An Extract: The Listener
A poetic sympathy with nature weaves itself through Kenneth Steven’s collection of short stories, Winter Tales. Just as his protagonist in ‘The Listener’ immerses himself in the Russian wilderness on a quest to ‘hear…exactness’, so too the author invites us to listen for the lyricism in landscape. These are not loud stories but are almost startling in their melodic clarity. As 2018 hurtles onward, tales like ‘The Listener’ can remind us to take time to reflect on the quiet beauty of our surroundings.

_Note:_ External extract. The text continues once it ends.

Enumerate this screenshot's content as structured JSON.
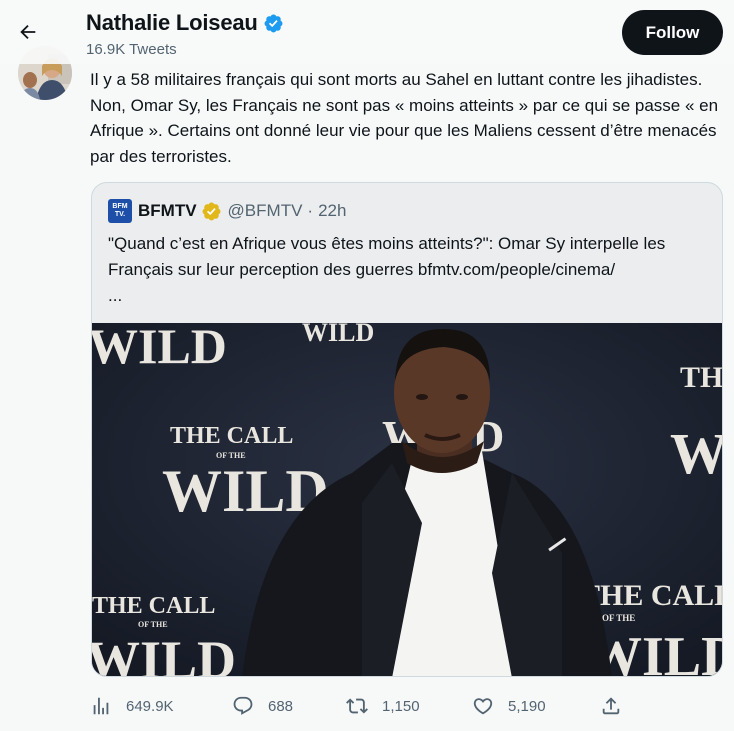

One night he lay watching the stars. Nothing had moved all day; the trees sculpted from silence. The lake a single piece of black glass, untouched and unbroken. By the side of the path a fur of insects danced in stillness, a pillar of things in their own intricate tangling. For a moment he’d wanted to bring his bare hand into them, to know if they would brush against him or change their dance. But he didn’t.
He lay and watched the stars. He could have walked through the night; it never went more than grey. The edges of the trees were there; the rims of the hills. But he didn’t. He wanted to lie and listen to the stars. They flickered and fired on the grey cloth of the sky, and he thought how the dead ones drew him most – the ghosts of stars that were no more. They were the memories of stars and he was watching how once they were, and it made him wonder – as many times before – if it might be possible to travel until you could look back and see the earth as once it was.
He watched the crackling remnants of the stars until he thought they were like bonfires; like lonely bonfires in the sky, untended and desperately far from one another. He was pulled down into sleep and he walked that landscape, the vast distance between bonfires.
But he woke when he heard the wind – long, slow casts about the cabin. The wind was unhurried; a great, slow searching. He heard too the dried and empty fragments of heather, the tiny pieces of dwarf birch, gathered and carried in the wind’s hands. He got up, naked, in the early morning nothingness of the day, and watched and listened.
Kenneth Steven is a popular poet, speaker and author. With Marylebone House, he has published a novel, The Well of the North Wind, and a book of short stories, Winter Tales, from which 'The Listener' is drawn.